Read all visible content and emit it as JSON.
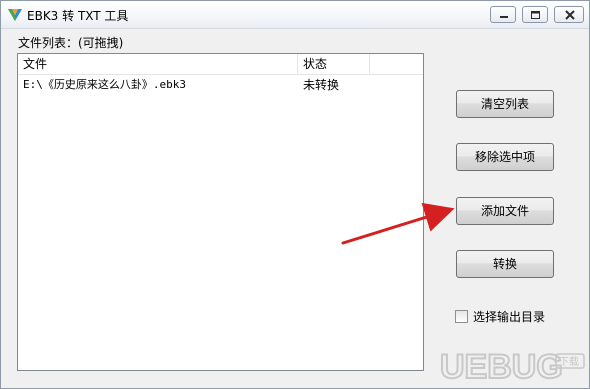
{
  "window": {
    "title": "EBK3 转 TXT 工具",
    "controls": {
      "minimize": "minimize",
      "maximize": "maximize",
      "close": "close"
    }
  },
  "list_label": "文件列表：(可拖拽)",
  "list": {
    "columns": [
      "文件",
      "状态",
      ""
    ],
    "rows": [
      {
        "file": "E:\\《历史原来这么八卦》.ebk3",
        "status": "未转换"
      }
    ]
  },
  "buttons": {
    "clear": "清空列表",
    "remove": "移除选中项",
    "add": "添加文件",
    "convert": "转换"
  },
  "checkbox": {
    "label": "选择输出目录",
    "checked": false
  },
  "watermark": {
    "text": "UEBUG",
    "sub": "下载"
  },
  "colors": {
    "arrow": "#d42020",
    "watermark": "#c8c8c8"
  }
}
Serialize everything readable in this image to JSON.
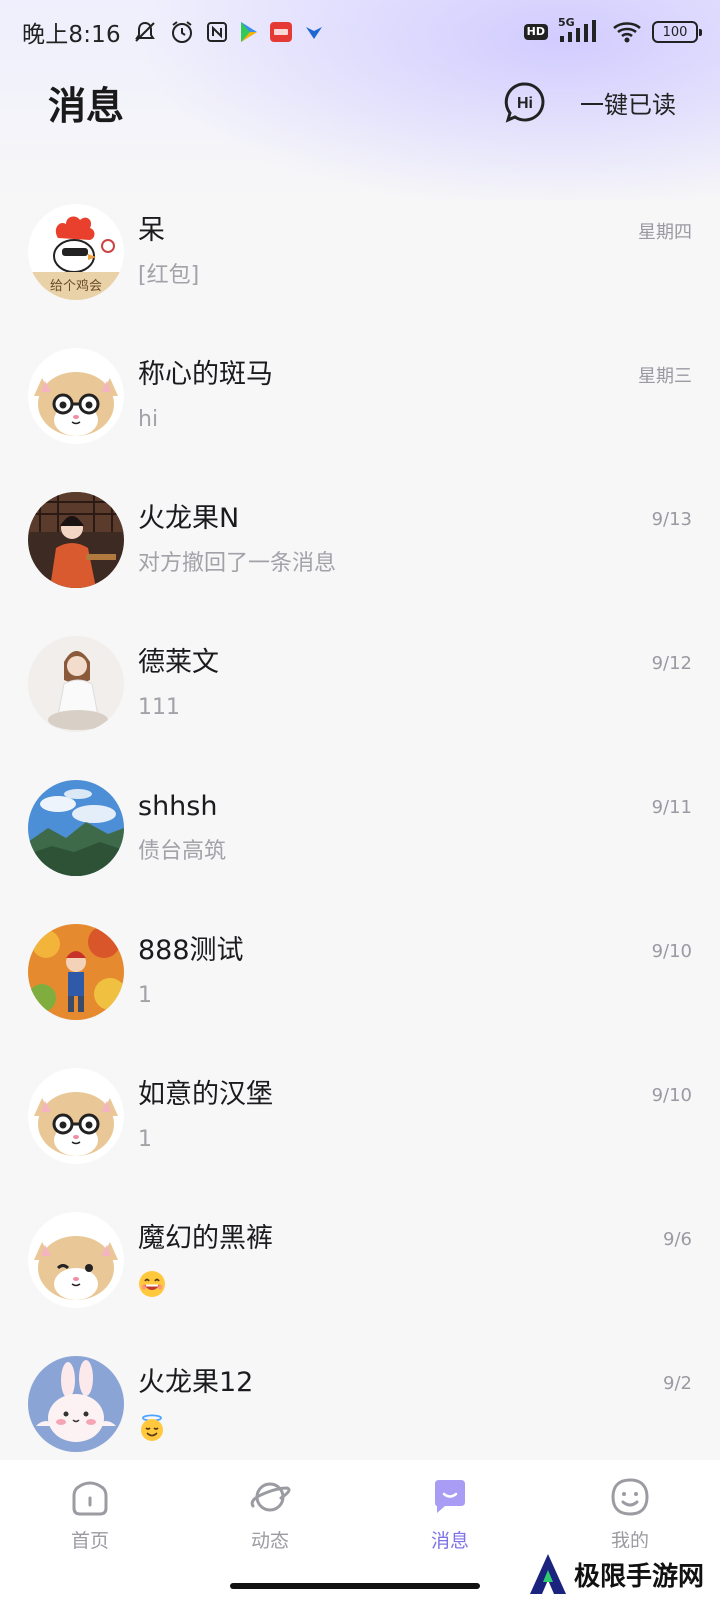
{
  "status_bar": {
    "time": "晚上8:16",
    "network_badge": "HD",
    "network_type": "5G",
    "battery": "100"
  },
  "header": {
    "title": "消息",
    "hi_icon": "hi-bubble-icon",
    "read_all": "一键已读"
  },
  "conversations": [
    {
      "name": "呆",
      "message": "[红包]",
      "time": "星期四",
      "avatar": "rooster-cartoon"
    },
    {
      "name": "称心的斑马",
      "message": "hi",
      "time": "星期三",
      "avatar": "hamster-glasses"
    },
    {
      "name": "火龙果N",
      "message": "对方撤回了一条消息",
      "time": "9/13",
      "avatar": "photo-woman-red"
    },
    {
      "name": "德莱文",
      "message": "111",
      "time": "9/12",
      "avatar": "photo-woman-white"
    },
    {
      "name": "shhsh",
      "message": "债台高筑",
      "time": "9/11",
      "avatar": "photo-mountains"
    },
    {
      "name": "888测试",
      "message": "1",
      "time": "9/10",
      "avatar": "photo-autumn-cartoon"
    },
    {
      "name": "如意的汉堡",
      "message": "1",
      "time": "9/10",
      "avatar": "hamster-glasses"
    },
    {
      "name": "魔幻的黑裤",
      "message": "",
      "message_emoji": "grinning-face",
      "time": "9/6",
      "avatar": "hamster-wink"
    },
    {
      "name": "火龙果12",
      "message": "",
      "message_emoji": "angel-face",
      "time": "9/2",
      "avatar": "rabbit-cartoon"
    }
  ],
  "tabs": [
    {
      "label": "首页",
      "icon": "home-icon",
      "active": false
    },
    {
      "label": "动态",
      "icon": "planet-icon",
      "active": false
    },
    {
      "label": "消息",
      "icon": "message-icon",
      "active": true
    },
    {
      "label": "我的",
      "icon": "smiley-profile-icon",
      "active": false
    }
  ],
  "colors": {
    "accent": "#7f72e8",
    "tab_inactive": "#9b9ba2",
    "time_text": "#9a9aa2",
    "background": "#f7f7f8"
  },
  "watermark": {
    "text": "极限手游网"
  }
}
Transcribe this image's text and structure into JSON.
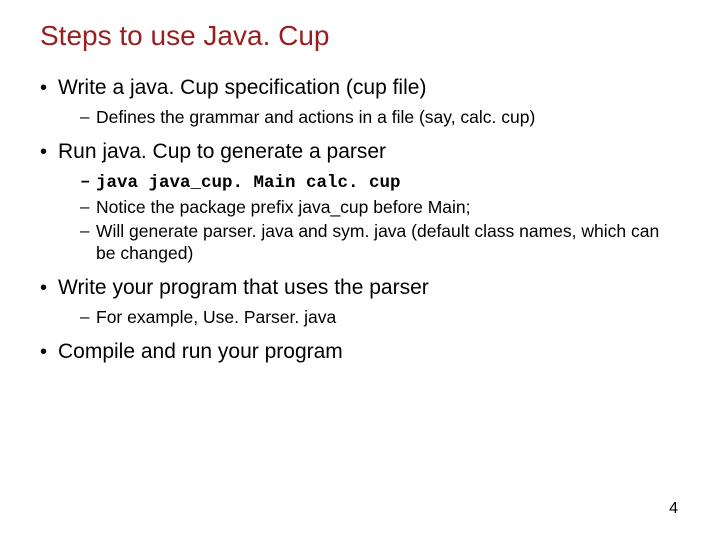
{
  "title": "Steps to use Java. Cup",
  "bullets": [
    {
      "text": "Write a java. Cup specification (cup file)",
      "sub": [
        {
          "text": "Defines the grammar and actions in a file (say, calc. cup)",
          "mono": false
        }
      ]
    },
    {
      "text": "Run java. Cup to generate a parser",
      "sub": [
        {
          "text": "java java_cup. Main calc. cup",
          "mono": true
        },
        {
          "text": "Notice the package prefix java_cup before Main;",
          "mono": false
        },
        {
          "text": "Will generate parser. java and sym. java (default class names, which can be changed)",
          "mono": false
        }
      ]
    },
    {
      "text": "Write your program that uses the parser",
      "sub": [
        {
          "text": "For example, Use. Parser. java",
          "mono": false
        }
      ]
    },
    {
      "text": "Compile and run your program",
      "sub": []
    }
  ],
  "pageNumber": "4"
}
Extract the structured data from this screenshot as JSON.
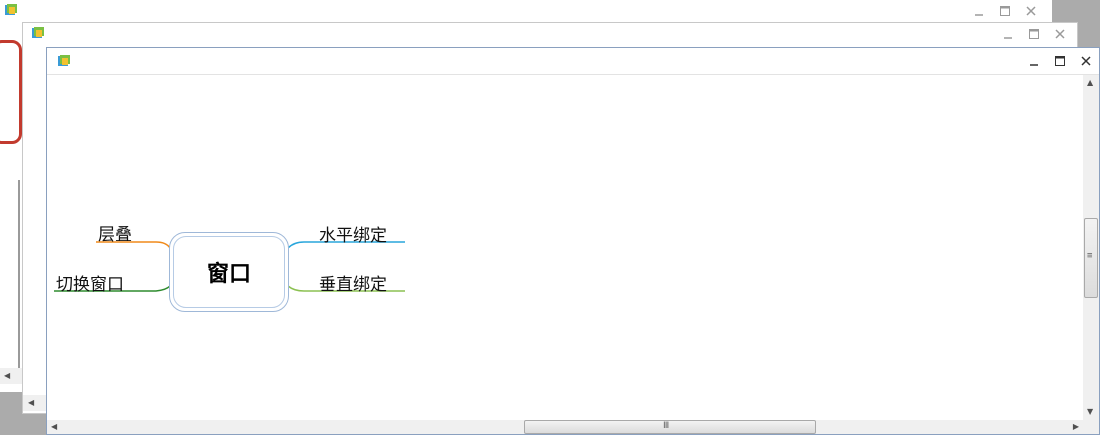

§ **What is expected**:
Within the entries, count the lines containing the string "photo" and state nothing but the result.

§ **Reply to the task**:
4